Soon after I moved to western Colorado from the humid Midwest 20 years ago, I learned that a reservoir is not a lake. My family and I were eager to test our new canoe on the local reservoir, which I'd driven by a month earlier. Its dark waters beckoned to me, lapping against a thick conifer forest. I couldn't wait.
But by the time we got there, those waters had receded 20 yards from the shore. We had to slog through sucking layers of muck just to launch the boat. The paddle wasn't great, either: no branches over the water, no quiet little coves with minnows below and birdsong above -- just bathtub rings of barren rock and soil and numerous silt bars that grounded the boat. Every time we got out to push, we were swallowed up to our thighs.
Eventually, I learned that this is how many Western reservoirs work: They fill up with runoff in the spring, only to be drained by late summer, when farmers downstream call on the water to irrigate late-season crops.

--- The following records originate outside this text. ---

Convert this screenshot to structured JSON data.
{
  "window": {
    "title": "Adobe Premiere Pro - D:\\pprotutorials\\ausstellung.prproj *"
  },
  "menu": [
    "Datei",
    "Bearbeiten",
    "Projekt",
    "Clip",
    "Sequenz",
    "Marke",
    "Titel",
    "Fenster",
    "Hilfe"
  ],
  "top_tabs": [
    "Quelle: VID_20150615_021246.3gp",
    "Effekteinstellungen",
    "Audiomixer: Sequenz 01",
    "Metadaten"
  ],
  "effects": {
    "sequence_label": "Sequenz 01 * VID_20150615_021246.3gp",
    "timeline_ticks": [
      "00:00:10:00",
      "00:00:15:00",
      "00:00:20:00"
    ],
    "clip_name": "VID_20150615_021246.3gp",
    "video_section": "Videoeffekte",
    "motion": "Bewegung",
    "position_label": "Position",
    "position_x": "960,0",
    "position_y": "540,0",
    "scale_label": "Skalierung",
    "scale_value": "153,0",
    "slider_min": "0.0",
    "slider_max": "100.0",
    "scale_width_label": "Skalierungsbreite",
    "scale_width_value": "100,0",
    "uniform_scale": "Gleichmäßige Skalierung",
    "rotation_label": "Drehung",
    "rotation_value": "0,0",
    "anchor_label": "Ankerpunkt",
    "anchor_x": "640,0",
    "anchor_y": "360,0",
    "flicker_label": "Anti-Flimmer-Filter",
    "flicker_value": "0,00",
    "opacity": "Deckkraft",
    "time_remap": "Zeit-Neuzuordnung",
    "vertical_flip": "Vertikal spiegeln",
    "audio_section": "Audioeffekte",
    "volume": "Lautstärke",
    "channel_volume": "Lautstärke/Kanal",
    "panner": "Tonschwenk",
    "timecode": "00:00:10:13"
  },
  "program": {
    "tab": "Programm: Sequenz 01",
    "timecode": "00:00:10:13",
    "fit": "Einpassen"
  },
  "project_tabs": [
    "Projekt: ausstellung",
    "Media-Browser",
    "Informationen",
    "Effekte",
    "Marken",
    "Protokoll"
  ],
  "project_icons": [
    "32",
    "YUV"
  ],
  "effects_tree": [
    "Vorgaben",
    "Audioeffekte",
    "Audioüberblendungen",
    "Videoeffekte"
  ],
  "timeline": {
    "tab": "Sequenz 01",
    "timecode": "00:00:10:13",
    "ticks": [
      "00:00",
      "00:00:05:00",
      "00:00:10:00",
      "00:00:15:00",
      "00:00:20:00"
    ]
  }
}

Our particular water project -- Paonia Dam and Reservoir, completed by the federal Bureau of Reclamation in 1962 -- is part of the great World War II-era dam buildup in the West. Such projects have shaped the region, providing water storage vital to agriculture and urbanization in the desert. It seems odd, then, that -- as dam-expert George Annandale notes in our interview with him on page 18 -- most were built to last only a century or two, as if we'd only planned to stick around for a short time.
Blame the lowly dirt particle. The inexorable accumulation of silt was only an afterthought when the federal government went on its dam-building binge, but today no one denies that a day of reckoning is coming. As Wayne Ranney, a northern Arizona geologist, tells writer Craig Childs in this issue's cover story, "We think the dam ... is mightier than the river, but nothing could be farther from the truth."
Childs' thoughtful float down the lower San Juan River into the West's second-largest reservoir, Lake Powell, reminds us that rivers and the sediments they carry work ceaselessly against the impediments we erect. And unless we ceaselessly -- and expensively -- maintain and manage these structures, the rivers will one day triumph.
Paonia Reservoir, which holds back the aptly named Muddy Creek, may be one of the first to go; in 50 years, silt has reduced its capacity by about 19 percent. In those ever-building deposits, future paleontologists might find the fossilized bones of the 29 elk that, in the winter of 2008, plunged to their deaths through a thin ice layer. When state wildlife officials walked the reservoir's dry bottom the following fall, they found no trace of the animals.